The nature of the state is essential to a full analysis of continuity. The Themistocles-Adeimantus debate reveals two ways of understanding a state, viz. as a group of people and as a piece of land. Aristotle introduces a third: as a constitution. It is his famous thesis that the form of the city-state’s constitution determines whether a city-state continues to exist as the same city-state. The people can be totally different without changing the city-state’s identity. Likewise, the city-state’s identity can be ruptured due to constitutional break while all people are the same. Scholarly debates to date can be very roughly seen as one among these lines of thinking, among modified, more sophisticated versions of each understanding of the state.

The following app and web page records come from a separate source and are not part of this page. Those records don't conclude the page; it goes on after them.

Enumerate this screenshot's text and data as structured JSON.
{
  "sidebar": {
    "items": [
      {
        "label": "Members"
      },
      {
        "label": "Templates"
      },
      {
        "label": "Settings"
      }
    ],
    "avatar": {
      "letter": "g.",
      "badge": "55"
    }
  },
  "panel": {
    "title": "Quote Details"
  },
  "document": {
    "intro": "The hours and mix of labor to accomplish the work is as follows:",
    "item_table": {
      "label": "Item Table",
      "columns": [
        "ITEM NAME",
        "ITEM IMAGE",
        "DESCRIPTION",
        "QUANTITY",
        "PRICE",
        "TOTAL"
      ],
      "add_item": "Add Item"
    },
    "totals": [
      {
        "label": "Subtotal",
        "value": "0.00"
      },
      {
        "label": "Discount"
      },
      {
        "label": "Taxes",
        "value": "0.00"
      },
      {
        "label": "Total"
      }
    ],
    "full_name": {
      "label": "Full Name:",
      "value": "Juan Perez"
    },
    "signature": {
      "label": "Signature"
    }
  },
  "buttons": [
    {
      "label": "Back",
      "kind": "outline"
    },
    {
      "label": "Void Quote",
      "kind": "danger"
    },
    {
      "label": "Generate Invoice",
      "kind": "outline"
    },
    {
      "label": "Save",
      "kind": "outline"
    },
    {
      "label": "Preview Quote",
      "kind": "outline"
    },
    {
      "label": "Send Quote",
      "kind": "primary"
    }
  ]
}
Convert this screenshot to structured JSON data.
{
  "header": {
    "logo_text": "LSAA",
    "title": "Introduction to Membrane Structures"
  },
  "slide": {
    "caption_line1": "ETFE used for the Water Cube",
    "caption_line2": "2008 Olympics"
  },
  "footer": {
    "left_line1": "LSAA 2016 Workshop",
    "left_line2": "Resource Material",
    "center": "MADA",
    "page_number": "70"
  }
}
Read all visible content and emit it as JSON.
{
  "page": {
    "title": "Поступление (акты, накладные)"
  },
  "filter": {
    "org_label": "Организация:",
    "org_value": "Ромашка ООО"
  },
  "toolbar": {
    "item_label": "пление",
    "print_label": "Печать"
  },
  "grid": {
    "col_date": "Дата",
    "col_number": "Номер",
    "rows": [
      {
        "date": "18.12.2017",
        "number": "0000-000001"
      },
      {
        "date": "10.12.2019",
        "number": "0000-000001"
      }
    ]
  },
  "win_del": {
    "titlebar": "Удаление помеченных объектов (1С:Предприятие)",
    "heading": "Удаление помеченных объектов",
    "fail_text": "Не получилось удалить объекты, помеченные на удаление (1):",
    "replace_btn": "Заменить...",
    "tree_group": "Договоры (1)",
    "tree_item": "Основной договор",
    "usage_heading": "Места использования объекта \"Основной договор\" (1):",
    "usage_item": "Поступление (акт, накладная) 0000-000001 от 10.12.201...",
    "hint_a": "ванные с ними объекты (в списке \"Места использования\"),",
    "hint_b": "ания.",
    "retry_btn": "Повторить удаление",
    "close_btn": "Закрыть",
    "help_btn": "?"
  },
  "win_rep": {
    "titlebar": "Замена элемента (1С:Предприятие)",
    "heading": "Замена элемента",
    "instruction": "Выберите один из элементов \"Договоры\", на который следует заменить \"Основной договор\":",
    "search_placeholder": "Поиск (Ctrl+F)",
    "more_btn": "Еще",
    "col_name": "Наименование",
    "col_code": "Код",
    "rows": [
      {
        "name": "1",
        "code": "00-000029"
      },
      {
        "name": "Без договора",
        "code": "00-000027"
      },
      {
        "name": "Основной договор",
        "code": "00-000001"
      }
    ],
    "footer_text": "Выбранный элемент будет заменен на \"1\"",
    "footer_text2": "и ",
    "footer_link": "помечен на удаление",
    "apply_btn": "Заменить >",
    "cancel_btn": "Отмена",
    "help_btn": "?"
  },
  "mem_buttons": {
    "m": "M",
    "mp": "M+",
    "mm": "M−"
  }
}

I would like to show that the truth is likely to lie in not any one, but the combination of some (and not all) of the lines of thinking. My strategy is to look at each major component of the state such as people, space, power, and over time, culture, and explain how their continuation and evolution over time might bear on the identity of the whole unit whose components they are.

The analysis is pertinent to an important question: how important is political self-determination to a state’s continuity? A national community has an understanding about who it is, or which historical community it is continuous with. I call this the community’s cross-temporal self-identification. We tend to think this should play a key role in the community’s continuing identity. But further analysis may indicate a much more qualified role. What I think I can say now is that a community’s self-identification is a cause of its continuity, but the identification does not in itself translate into the actual continuity of the community. Sometimes, in fact, the self-identification can be blatantly false. Just as a person is not always whom they think they are, so too a community cannot be whatever it identifies itself with. In other words, we are not always what we believe we are.